“Notre Daaame!” My two-word signature phrase sounded much better when the majority of my fellow students answered back. I tossed my hat aside and struck a pose while they marveled at my freshly shaved Mohawk.
“It’s great to see all you students out here leadin’ the charge tonight! And look at all you fans, too! I see you got the memo about wearing green. You look fabulous. Sadly, the Trojans are about to invade our campus with their ugly ketchup and mustard uniforms. Let’s show ‘em what real school colors look like when they get here. Our football players will take care of the blue and 24-karat gold. We need all of you to keep on reppin’ the luck o’ the Irish with more of my favorite color. Can you do that?” They sounded like they could.
“When Southern Cal steps onto our field, a sea of green will be waiting for them. That’s when they’ll realize they aren’t just goin’ up against our football team… No… They’re goin’ up against an entire united front of the Fightin’ Irish Faithful!” The Fighting Irish Faithful let me know they liked their new nickname.

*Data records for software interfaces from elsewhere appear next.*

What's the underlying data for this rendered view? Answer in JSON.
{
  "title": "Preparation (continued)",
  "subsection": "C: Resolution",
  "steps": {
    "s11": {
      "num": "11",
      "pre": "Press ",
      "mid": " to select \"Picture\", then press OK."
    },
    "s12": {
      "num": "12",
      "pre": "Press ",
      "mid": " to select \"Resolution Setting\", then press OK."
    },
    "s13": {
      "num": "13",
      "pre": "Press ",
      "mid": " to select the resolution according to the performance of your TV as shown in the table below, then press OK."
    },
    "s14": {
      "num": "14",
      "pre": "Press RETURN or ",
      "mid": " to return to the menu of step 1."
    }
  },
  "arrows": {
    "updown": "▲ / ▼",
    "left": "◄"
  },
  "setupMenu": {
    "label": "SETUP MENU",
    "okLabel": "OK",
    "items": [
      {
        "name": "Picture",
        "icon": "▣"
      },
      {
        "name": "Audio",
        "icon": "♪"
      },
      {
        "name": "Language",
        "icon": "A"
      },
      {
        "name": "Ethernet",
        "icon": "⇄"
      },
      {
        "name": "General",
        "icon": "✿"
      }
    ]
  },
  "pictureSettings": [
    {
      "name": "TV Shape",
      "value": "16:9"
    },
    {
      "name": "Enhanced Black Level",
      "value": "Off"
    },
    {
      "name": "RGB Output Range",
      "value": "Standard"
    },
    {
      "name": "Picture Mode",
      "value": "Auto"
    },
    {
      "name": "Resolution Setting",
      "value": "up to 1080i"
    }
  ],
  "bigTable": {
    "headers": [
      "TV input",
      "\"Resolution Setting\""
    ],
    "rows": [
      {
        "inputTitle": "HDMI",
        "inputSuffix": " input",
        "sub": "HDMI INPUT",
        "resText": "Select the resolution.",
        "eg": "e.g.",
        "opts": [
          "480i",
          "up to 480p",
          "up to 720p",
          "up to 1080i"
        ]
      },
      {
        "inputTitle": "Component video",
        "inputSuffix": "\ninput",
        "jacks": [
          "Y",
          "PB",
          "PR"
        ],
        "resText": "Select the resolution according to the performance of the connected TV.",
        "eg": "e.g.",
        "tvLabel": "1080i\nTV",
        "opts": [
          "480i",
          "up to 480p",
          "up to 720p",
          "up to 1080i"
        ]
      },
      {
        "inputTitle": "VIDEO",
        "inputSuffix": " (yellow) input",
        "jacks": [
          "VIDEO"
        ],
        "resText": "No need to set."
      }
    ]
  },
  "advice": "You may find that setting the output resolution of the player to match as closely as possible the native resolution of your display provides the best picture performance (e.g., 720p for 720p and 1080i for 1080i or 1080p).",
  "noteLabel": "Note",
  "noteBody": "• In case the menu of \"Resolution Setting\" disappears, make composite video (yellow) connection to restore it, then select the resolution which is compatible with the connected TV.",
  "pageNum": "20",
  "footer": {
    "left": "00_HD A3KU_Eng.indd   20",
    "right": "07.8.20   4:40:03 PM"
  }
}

“When our boys in blue and gold get ready to take the field tomorrow we need to give them a heroes’ welcome with the classic ‘Here come the Irish!’ chant they used back in 1977. When the pregame clock hits nine minutes, the fellas will start us off… Wait a minute, where are my manners? Let’s have the ladies start us off with the echo chant. Ready for a practice run? Nine-oh-three, nine-oh-two, nine-oh-one, let’s hear it!” The echo effect worked perfectly just as our players arrived. Everything was falling into place. I felt like the Leprechaun King of the World.
Rocket took it to the next level with a deafening “WOOO! Let’s get it!” Over the course of the next four minutes he then proceeded to tear the house down. If our football players, students, and fans needed a spiritual revival, he gave them one they would never forget. Everyone in attendance turned to the person next to them on his command, saying, “Don’t flinch!” Then everyone turned to the person on the other side to say, “Go get it!” Rocket made it clear that he didn’t come to make us feel good. He only came to tell us the truth. Lucky for us, the truth would set us free. His advice: “Don’t just give lip service to it. Make it a part of your fiber. Make it a part of your heartbeat.” He told us that a challenge like the one we faced against Southern Cal required enough belief to surpass it. When he asked us if we believed we came closer to actually shaking down the thunder than I had ever heard before. Satisfied, he spiked his mic against the stage with one final, “Don’t flinch, and go get it!” Sergio Brown picked the mic up from where Rocket dropped it, repeating, “Let’s go get it! Let’s go get it!” while his whole team mobbed their emotional leader. Multiple stage dives followed, so I caught the crowd surfing wave over to my Dawgs where we linked arms for the Alma Mater. When I looked around at my Notre Dame Family swaying together as one I finally felt it. We believed.